Chiropractor– 22 million Americans visit chiropractors every year, many of whom are seeking assistance with pain. Chiropractors provide care that allows the body to function properly. They use gentle spinal adjustments to reduce stress related interference with the nervous system, thus allowing the body to resume normal function and, in effect, heal itself. Chiropractic care has been shown to be a safe and effective in treatment for many types of pain.
Massage– Receiving a minimum massage of one hour a week has been shown to improve functionality in people suffering from chronic pain. It helps to relieve stress and reduce pain. Studies showed massage therapy to be more effective on back pain than on neck or shoulder pain or headache. It is considered a safe therapy.

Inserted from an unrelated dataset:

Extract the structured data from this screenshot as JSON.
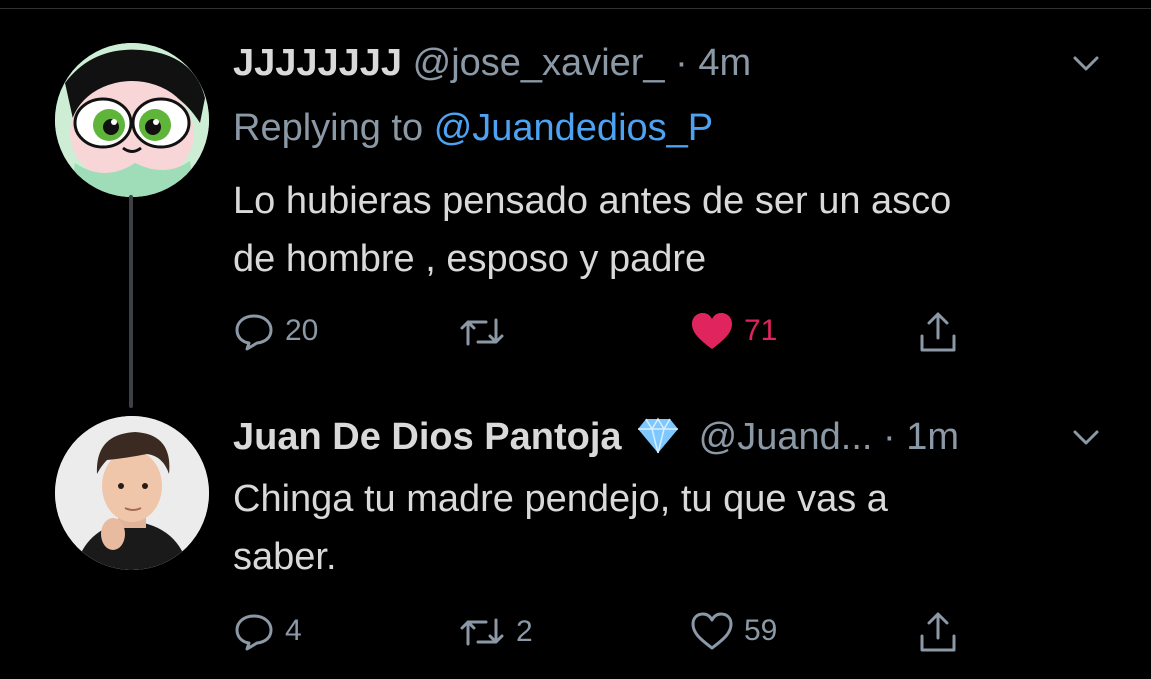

Meditation/ Relaxation– There are several things that fall into this category. They include meditation, relaxation techniques, autogenic training, hypnosis and self-hypnosis. They all center around retraining your brain to relax and deal better with not only stress but pain– especially as stress has been shown to intensify one’s experience of pain. These therapies are recommended to be used in conjunction with other treatments and not on their own.

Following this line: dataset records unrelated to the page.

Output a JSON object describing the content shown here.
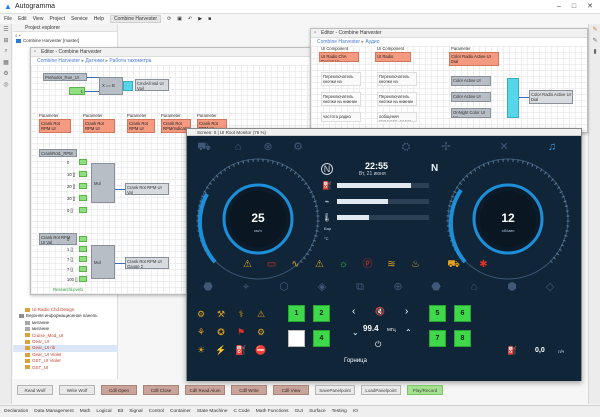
{
  "app": {
    "title": "Autogramma",
    "window_tab": "Combine Harvester",
    "menu": [
      "File",
      "Edit",
      "View",
      "Project",
      "Service",
      "Help"
    ]
  },
  "explorer": {
    "title": "Project explorer",
    "root": "Combine Harvester [master]",
    "items_bottom": [
      "UI Radio Chd Design",
      "Верхняя информационная панель",
      "мигание",
      "мигание",
      "Cruise_Mod_UI",
      "Gear_UI",
      "Gear_UI rib",
      "Gear_UI Violet",
      "GST_UI Violet",
      "GST_UI"
    ]
  },
  "editor_main": {
    "title": "Editor - Combine Harvester",
    "breadcrumb": [
      "Combine Harvester",
      "Датчики",
      "Работа тахометра"
    ],
    "blocks": {
      "prehodor": "Prehodor_Run_UI",
      "one": "1",
      "zero": "0",
      "xmb": "X == B",
      "cmdvalue": "CmdAll.Vail UI Vail",
      "param1": "Crank Rot RPM UI Gauge",
      "param2": "Crank Rot RPM UI Gauge 2",
      "param3": "Crank Rot RPM UI Gauge",
      "param4": "Crank Rot RPM/Indicator UI Gauge",
      "param5": "Crank Rot RPM UI Gauge",
      "param_label": "Parameter",
      "crankrot": "CrankRot1_RPM",
      "mul1": "Mul",
      "out1": "Crank Rot RPM UI Val",
      "crank2": "Crank Rot RPM UI Val",
      "mul2": "Mul",
      "out2": "Crank Rot RPM UI Gauge 2",
      "inputs1": [
        "0",
        "10 []",
        "20 []",
        "30 []",
        "0 []"
      ],
      "inputs2": [
        "0",
        "1 []",
        "7 []",
        "7 []",
        "100 []"
      ],
      "green_label": "ResearchLevel1"
    }
  },
  "editor_right": {
    "title": "Editor - Combine Harvester",
    "breadcrumb": [
      "Combine Harvester",
      "Аудио"
    ],
    "col1": [
      "UI Component",
      "UI Radio ChA Design UI",
      "Переключатель кнопки на верхнюю панель",
      "Переключатель кнопки на нижние панели",
      "частота радио"
    ],
    "col2": [
      "UI Component",
      "UI Radio",
      "Переключатель кнопки на верхнюю панель",
      "Переключатель кнопки на нижние",
      "ообщения громкость радио"
    ],
    "col3": [
      "Parameter",
      "Color Radio Active UI Dial",
      "Color Active UI",
      "Color Active UI",
      "OnNight Color UI Int"
    ],
    "out": "Color Radio Active UI Dial"
  },
  "dashboard": {
    "title": "Screen: 0 | UI Root Monitor (76 %)",
    "time": "22:55",
    "date": "Вт, 21 июня",
    "speed": "25",
    "speed_unit": "км/ч",
    "rpm": "12",
    "rpm_unit": "об/мин",
    "gear_letter": "N",
    "radio_freq": "99.4",
    "radio_unit": "МГц",
    "radio_name": "Горница",
    "left_pads": [
      "1",
      "2",
      "",
      "4"
    ],
    "right_pads": [
      "5",
      "6",
      "7",
      "8"
    ],
    "right_value": "0,0",
    "right_value_unit": "л/ч",
    "small_label_1": "Бар",
    "small_label_2": "°C",
    "colors": {
      "background": "#112538",
      "gauge_ring": "#1d8fd8",
      "warn_red": "#e03028",
      "warn_amber": "#e0a020",
      "warn_green": "#3ec43a",
      "pad_green": "#3fd84a",
      "icon": "#41587a"
    }
  },
  "buttons": [
    "Read Wolf",
    "Write Wolf",
    "Cdll Open",
    "Cdll Close",
    "Cdll Read Alum",
    "Cdll Write",
    "Cdll View",
    "SavePanelpoint",
    "LoadPanelpoint",
    "Play/Record"
  ],
  "tabs": [
    "Declaration",
    "Data Management",
    "Math",
    "Logical",
    "Bit",
    "Signal",
    "Control",
    "Container",
    "State Machine",
    "C Code",
    "Math Functions",
    "GUI",
    "Surface",
    "Testing",
    "IO"
  ]
}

Low Level Laser Therapy– This type of therapy has only been used in the United States since 2002 although it has been used in Europe and Asia much longer. In one U.S. trial, people who were given low level laser therapy were 70% more likely to report a reduction in chronic pain than those who received a placebo treatment. Where high powered lasers are used in medicine to cut or destroy tissue, low level lasers (cold lasers) are believed to stimulate cell function and relieve pain.
TENS therapy– TENS stands for transcutaneous electrical nerve stimulation. It involves using a device about the size of a pocket radio with two electrodes and attaching those electrodes to your skin. They are placed at the location of the pain or at a pressure point where they create an electrical circuit that sends current through your nerve fibers. People often experience less pain at this time. Effective settings for this device are best determined by a doctor, physical therapist or acupuncturist. Once a professional has instructed the patient in how to use the device, patients can often manage treatment themselves. TENS treatment should always only be initiated with the assistance of a medical professional. When done properly, this treatment is considered safe.
Chronic pain can be debilitating. It can hamper one’s ability to work, get a decent night’s sleep and just to function in general. The most widely accepted medical treatments involve administering powerful drugs to patients, all of which– even the most safe– carry some risk of side effects. Risk of negative effects increases with long-term use of medications. Patients who wish to manage pain with out the constant threat of side effects, risking dependance, addiction or overdose have been increasingly seeking out alternative treatments and traditional remedies that they hope or have reason to believe will have less risk of side effects.